Provided records:
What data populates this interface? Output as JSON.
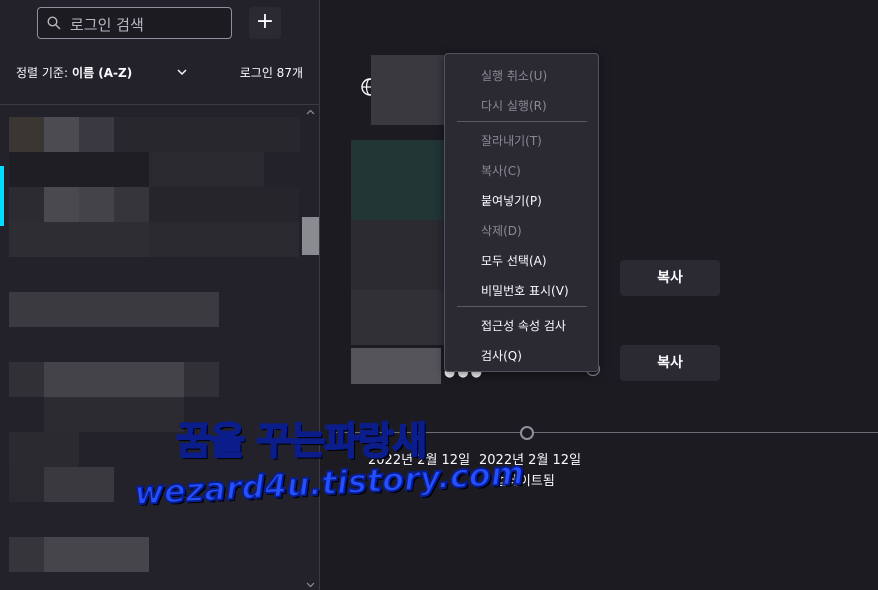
{
  "sidebar": {
    "search": {
      "placeholder": "로그인 검색",
      "icon": "search-icon"
    },
    "add_button": {
      "label": "+"
    },
    "sort": {
      "label": "정렬 기준:",
      "value": "이름 (A-Z)",
      "icon": "chevron-down-icon"
    },
    "login_count": "로그인 87개",
    "accent_color": "#00ddff"
  },
  "main": {
    "copy_buttons": [
      "복사",
      "복사"
    ],
    "password_dots": "●●●",
    "timeline": {
      "created_date": "2022년 2월 12일",
      "updated_date": "2022년 2월 12일",
      "updated_label": "업데이트됨"
    }
  },
  "context_menu": {
    "items": [
      {
        "label": "실행 취소(U)",
        "enabled": false
      },
      {
        "label": "다시 실행(R)",
        "enabled": false
      },
      {
        "label": "잘라내기(T)",
        "enabled": false
      },
      {
        "label": "복사(C)",
        "enabled": false
      },
      {
        "label": "붙여넣기(P)",
        "enabled": true
      },
      {
        "label": "삭제(D)",
        "enabled": false
      },
      {
        "label": "모두 선택(A)",
        "enabled": true
      },
      {
        "label": "비밀번호 표시(V)",
        "enabled": true
      },
      {
        "label": "접근성 속성 검사",
        "enabled": true
      },
      {
        "label": "검사(Q)",
        "enabled": true
      }
    ]
  },
  "watermark": {
    "title": "꿈을 꾸는파랑새",
    "url": "wezard4u.tistory.com"
  }
}
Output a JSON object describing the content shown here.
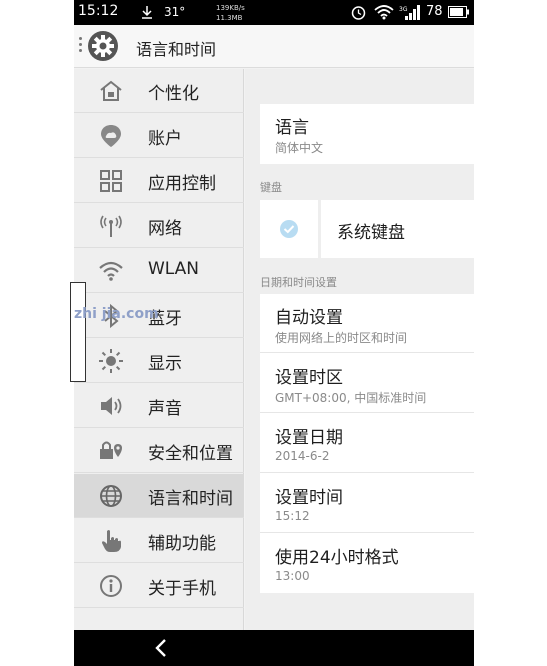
{
  "status_bar": {
    "time": "15:12",
    "temperature": "31°",
    "net_speed": "139KB/s",
    "data_used": "11.3MB",
    "battery": "78"
  },
  "header": {
    "title": "语言和时间"
  },
  "sidebar": {
    "items": [
      {
        "label": "个性化",
        "icon": "home-icon"
      },
      {
        "label": "账户",
        "icon": "account-icon"
      },
      {
        "label": "应用控制",
        "icon": "grid-icon"
      },
      {
        "label": "网络",
        "icon": "antenna-icon"
      },
      {
        "label": "WLAN",
        "icon": "wifi-icon"
      },
      {
        "label": "蓝牙",
        "icon": "bluetooth-icon"
      },
      {
        "label": "显示",
        "icon": "brightness-icon"
      },
      {
        "label": "声音",
        "icon": "speaker-icon"
      },
      {
        "label": "安全和位置",
        "icon": "lock-icon"
      },
      {
        "label": "语言和时间",
        "icon": "globe-icon",
        "active": true
      },
      {
        "label": "辅助功能",
        "icon": "hand-icon"
      },
      {
        "label": "关于手机",
        "icon": "info-icon"
      }
    ]
  },
  "content": {
    "language": {
      "title": "语言",
      "value": "简体中文"
    },
    "keyboard_section": "键盘",
    "keyboard": {
      "label": "系统键盘",
      "checked": true
    },
    "datetime_section": "日期和时间设置",
    "auto_setting": {
      "title": "自动设置",
      "subtitle": "使用网络上的时区和时间"
    },
    "timezone": {
      "title": "设置时区",
      "value": "GMT+08:00, 中国标准时间"
    },
    "date": {
      "title": "设置日期",
      "value": "2014-6-2"
    },
    "time": {
      "title": "设置时间",
      "value": "15:12"
    },
    "format24": {
      "title": "使用24小时格式",
      "value": "13:00"
    }
  },
  "watermark": {
    "text": "zhi jia.com"
  },
  "colors": {
    "accent_check": "#4aa3df",
    "status_bar": "#000000"
  }
}
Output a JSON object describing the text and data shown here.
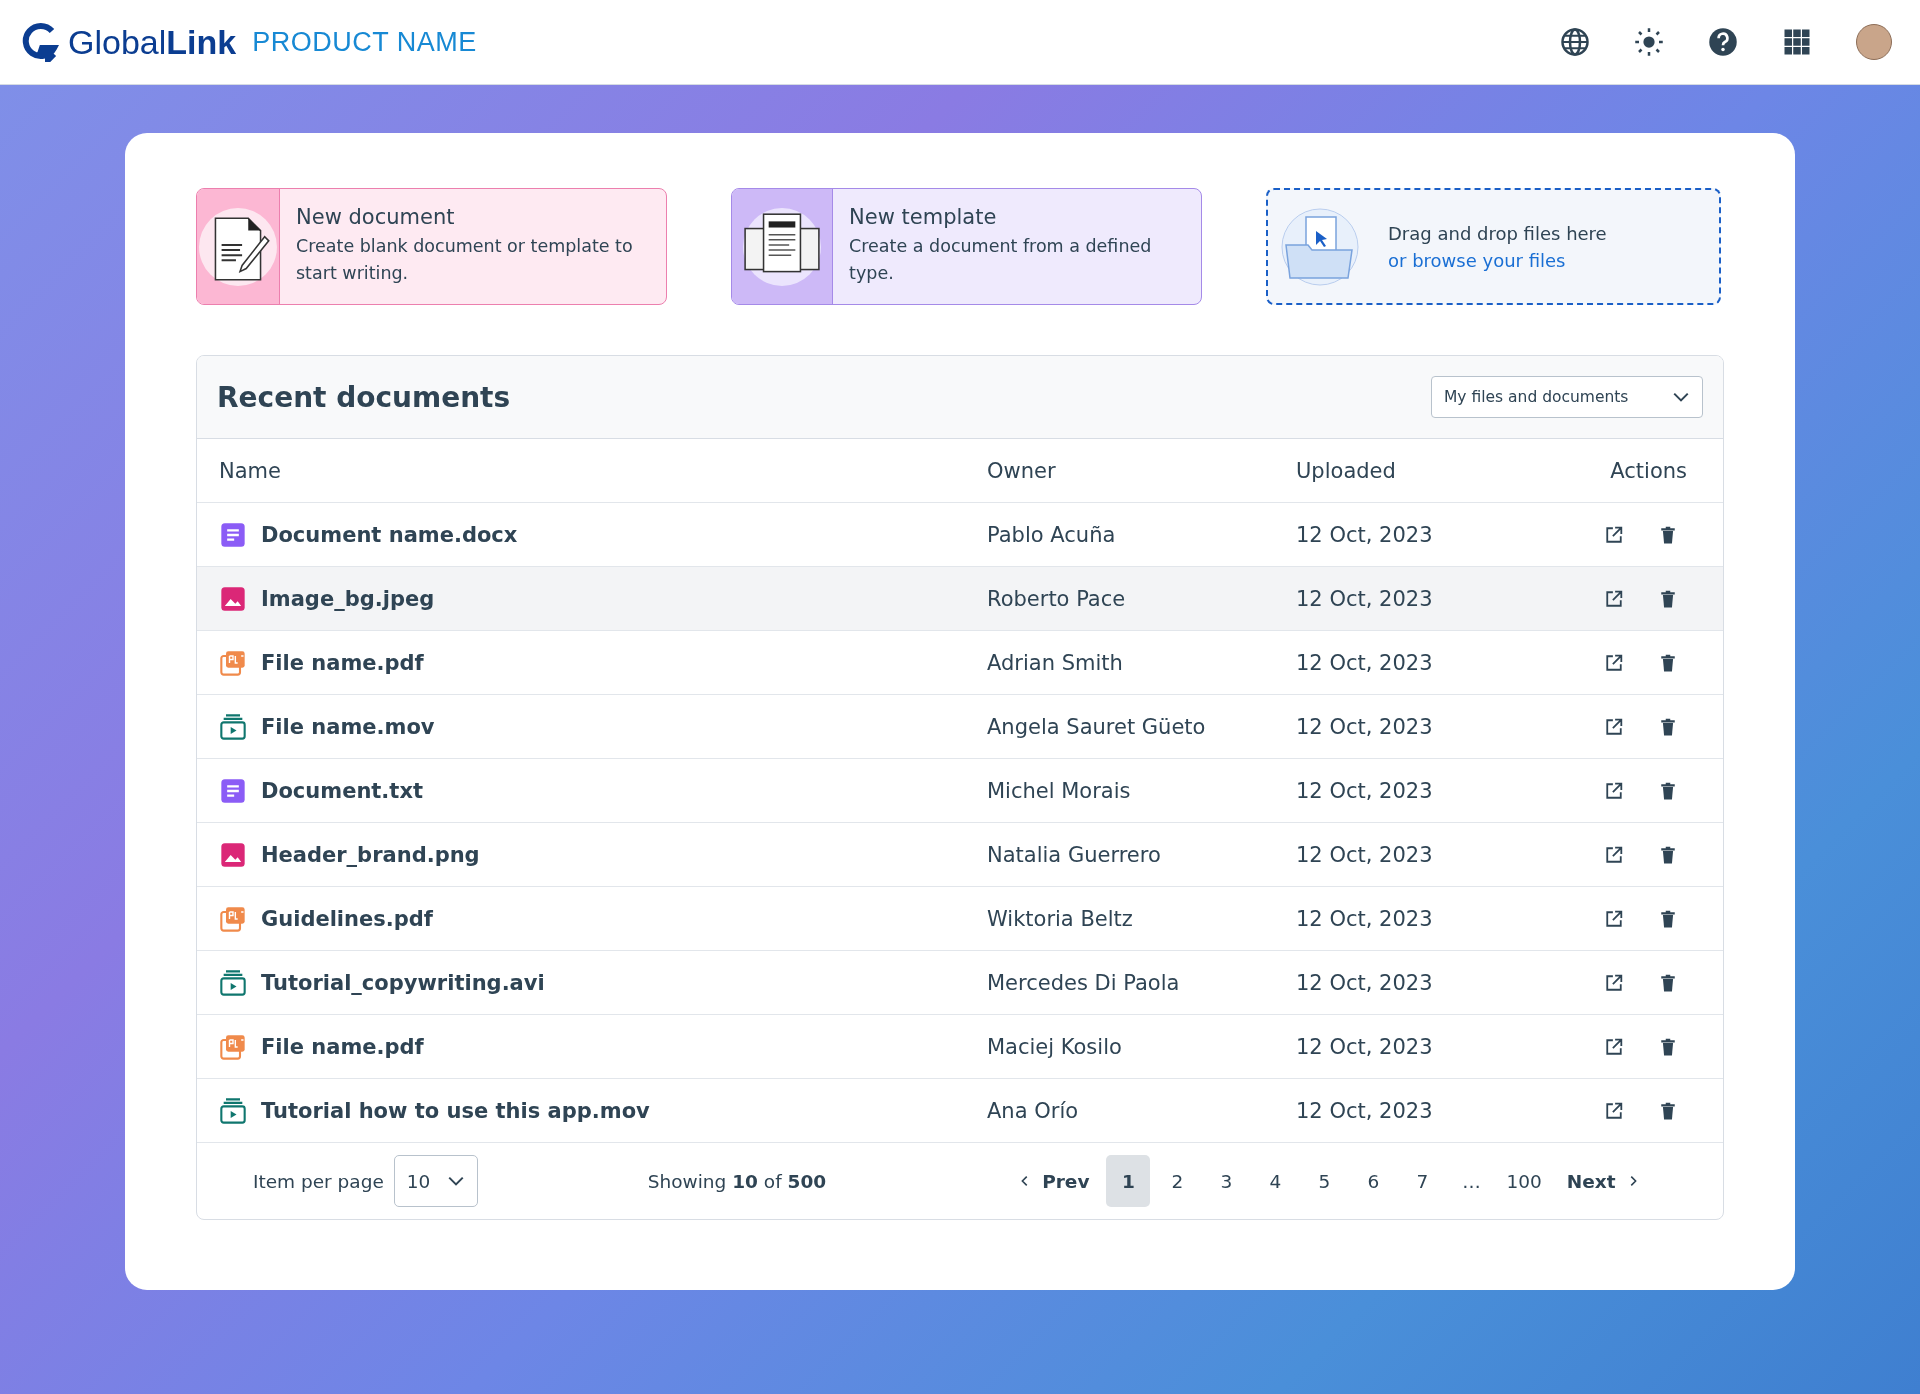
{
  "header": {
    "logo": "Global**Link**",
    "product": "PRODUCT NAME"
  },
  "actions": [
    {
      "kind": "document",
      "title": "New document",
      "text": "Create blank document or template to start writing."
    },
    {
      "kind": "template",
      "title": "New template",
      "text": "Create a document from a defined type."
    },
    {
      "kind": "upload",
      "text": "Drag and drop files here",
      "link": "or browse your files"
    }
  ],
  "recent": {
    "title": "Recent documents",
    "filter": "My files and documents",
    "columns": [
      "Name",
      "Owner",
      "Uploaded",
      "Actions"
    ],
    "rows": [
      {
        "kind": "doc",
        "name": "Document name.docx",
        "owner": "Pablo Acuña",
        "uploaded": "12 Oct, 2023",
        "highlighted": false
      },
      {
        "kind": "image",
        "name": "Image_bg.jpeg",
        "owner": "Roberto Pace",
        "uploaded": "12 Oct, 2023",
        "highlighted": true
      },
      {
        "kind": "pdf",
        "name": "File name.pdf",
        "owner": "Adrian Smith",
        "uploaded": "12 Oct, 2023",
        "highlighted": false
      },
      {
        "kind": "video",
        "name": "File name.mov",
        "owner": "Angela Sauret Güeto",
        "uploaded": "12 Oct, 2023",
        "highlighted": false
      },
      {
        "kind": "doc",
        "name": "Document.txt",
        "owner": "Michel Morais",
        "uploaded": "12 Oct, 2023",
        "highlighted": false
      },
      {
        "kind": "image",
        "name": "Header_brand.png",
        "owner": "Natalia Guerrero",
        "uploaded": "12 Oct, 2023",
        "highlighted": false
      },
      {
        "kind": "pdf",
        "name": "Guidelines.pdf",
        "owner": "Wiktoria Beltz",
        "uploaded": "12 Oct, 2023",
        "highlighted": false
      },
      {
        "kind": "video",
        "name": "Tutorial_copywriting.avi",
        "owner": "Mercedes Di Paola",
        "uploaded": "12 Oct, 2023",
        "highlighted": false
      },
      {
        "kind": "pdf",
        "name": "File name.pdf",
        "owner": "Maciej Kosilo",
        "uploaded": "12 Oct, 2023",
        "highlighted": false
      },
      {
        "kind": "video",
        "name": "Tutorial how to use this app.mov",
        "owner": "Ana Orío",
        "uploaded": "12 Oct, 2023",
        "highlighted": false
      }
    ],
    "pagination": {
      "per_page_label": "Item per page",
      "per_page": "10",
      "showing": "Showing **10** of **500**",
      "prev": "Prev",
      "next": "Next",
      "pages": [
        {
          "label": "1",
          "selected": true
        },
        {
          "label": "2",
          "selected": false
        },
        {
          "label": "3",
          "selected": false
        },
        {
          "label": "4",
          "selected": false
        },
        {
          "label": "5",
          "selected": false
        },
        {
          "label": "6",
          "selected": false
        },
        {
          "label": "7",
          "selected": false
        },
        {
          "label": "…",
          "selected": false
        },
        {
          "label": "100",
          "selected": false
        }
      ]
    }
  }
}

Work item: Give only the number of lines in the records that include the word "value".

Exercise response: 6